(Items from a data source)
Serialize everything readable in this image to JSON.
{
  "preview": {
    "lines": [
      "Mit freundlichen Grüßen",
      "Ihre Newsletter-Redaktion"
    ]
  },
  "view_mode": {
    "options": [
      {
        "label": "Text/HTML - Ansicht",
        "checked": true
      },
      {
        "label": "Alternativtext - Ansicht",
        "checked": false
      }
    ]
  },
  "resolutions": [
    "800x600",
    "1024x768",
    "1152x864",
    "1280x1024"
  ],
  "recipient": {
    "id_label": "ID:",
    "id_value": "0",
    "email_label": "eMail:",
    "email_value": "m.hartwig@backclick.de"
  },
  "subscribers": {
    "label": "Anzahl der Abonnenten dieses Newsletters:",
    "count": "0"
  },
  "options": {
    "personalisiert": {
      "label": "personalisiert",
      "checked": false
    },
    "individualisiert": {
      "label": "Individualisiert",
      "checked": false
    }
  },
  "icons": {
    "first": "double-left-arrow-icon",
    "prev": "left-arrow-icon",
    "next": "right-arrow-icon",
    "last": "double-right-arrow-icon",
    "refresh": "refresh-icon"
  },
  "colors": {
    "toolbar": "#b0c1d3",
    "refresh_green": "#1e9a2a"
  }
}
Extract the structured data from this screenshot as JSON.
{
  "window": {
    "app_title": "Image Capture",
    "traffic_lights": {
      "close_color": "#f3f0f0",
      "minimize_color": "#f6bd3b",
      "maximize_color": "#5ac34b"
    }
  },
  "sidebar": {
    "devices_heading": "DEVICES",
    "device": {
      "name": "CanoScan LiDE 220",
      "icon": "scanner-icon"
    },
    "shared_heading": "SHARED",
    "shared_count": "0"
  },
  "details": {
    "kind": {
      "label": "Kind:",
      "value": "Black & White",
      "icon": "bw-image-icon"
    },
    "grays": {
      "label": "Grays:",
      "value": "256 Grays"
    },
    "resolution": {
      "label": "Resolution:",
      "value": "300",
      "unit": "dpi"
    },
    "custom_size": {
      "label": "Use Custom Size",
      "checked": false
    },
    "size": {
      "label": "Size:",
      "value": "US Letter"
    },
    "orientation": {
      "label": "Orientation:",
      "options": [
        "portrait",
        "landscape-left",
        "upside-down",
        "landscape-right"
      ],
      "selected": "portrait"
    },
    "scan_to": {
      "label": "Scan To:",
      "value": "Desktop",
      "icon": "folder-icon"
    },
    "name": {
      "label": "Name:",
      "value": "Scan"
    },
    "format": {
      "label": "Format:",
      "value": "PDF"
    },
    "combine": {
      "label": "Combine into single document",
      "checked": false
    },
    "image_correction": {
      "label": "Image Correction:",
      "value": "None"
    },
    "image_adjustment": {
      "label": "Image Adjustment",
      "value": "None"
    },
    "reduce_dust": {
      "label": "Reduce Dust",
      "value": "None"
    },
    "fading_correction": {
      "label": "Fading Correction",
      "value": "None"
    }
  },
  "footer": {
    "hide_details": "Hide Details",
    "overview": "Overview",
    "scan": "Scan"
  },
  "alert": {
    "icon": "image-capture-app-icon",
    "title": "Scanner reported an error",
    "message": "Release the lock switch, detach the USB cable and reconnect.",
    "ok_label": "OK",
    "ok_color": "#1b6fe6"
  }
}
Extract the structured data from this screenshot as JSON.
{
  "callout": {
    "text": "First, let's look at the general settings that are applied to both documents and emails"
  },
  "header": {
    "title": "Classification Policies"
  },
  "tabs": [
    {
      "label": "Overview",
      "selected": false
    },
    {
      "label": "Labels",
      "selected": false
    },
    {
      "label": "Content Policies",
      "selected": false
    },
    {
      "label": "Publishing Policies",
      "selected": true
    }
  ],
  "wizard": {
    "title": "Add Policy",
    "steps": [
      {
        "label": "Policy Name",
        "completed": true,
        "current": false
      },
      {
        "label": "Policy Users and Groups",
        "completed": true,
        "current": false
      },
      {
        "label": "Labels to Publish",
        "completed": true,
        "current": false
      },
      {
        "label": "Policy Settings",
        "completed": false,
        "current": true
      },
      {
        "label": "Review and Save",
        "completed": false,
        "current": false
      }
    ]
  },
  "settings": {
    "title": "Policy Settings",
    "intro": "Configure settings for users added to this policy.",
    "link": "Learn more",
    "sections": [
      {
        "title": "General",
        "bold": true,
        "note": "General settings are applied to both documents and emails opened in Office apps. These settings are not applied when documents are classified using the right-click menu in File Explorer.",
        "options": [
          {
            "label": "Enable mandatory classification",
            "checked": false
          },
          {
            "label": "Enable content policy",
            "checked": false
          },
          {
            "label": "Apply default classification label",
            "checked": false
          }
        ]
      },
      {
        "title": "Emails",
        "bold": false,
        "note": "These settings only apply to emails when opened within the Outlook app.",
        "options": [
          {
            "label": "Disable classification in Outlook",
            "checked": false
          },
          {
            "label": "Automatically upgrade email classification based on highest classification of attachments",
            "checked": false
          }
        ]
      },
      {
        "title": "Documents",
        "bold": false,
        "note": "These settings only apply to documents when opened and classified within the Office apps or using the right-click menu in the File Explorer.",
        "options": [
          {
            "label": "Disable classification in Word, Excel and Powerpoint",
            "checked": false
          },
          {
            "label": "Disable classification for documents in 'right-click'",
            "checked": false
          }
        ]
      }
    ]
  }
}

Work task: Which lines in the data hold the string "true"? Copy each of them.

Answer box:
        "checked": true
      "selected": true
        "completed": true,
        "completed": true,
        "completed": true,
        "current": true
        "bold": true,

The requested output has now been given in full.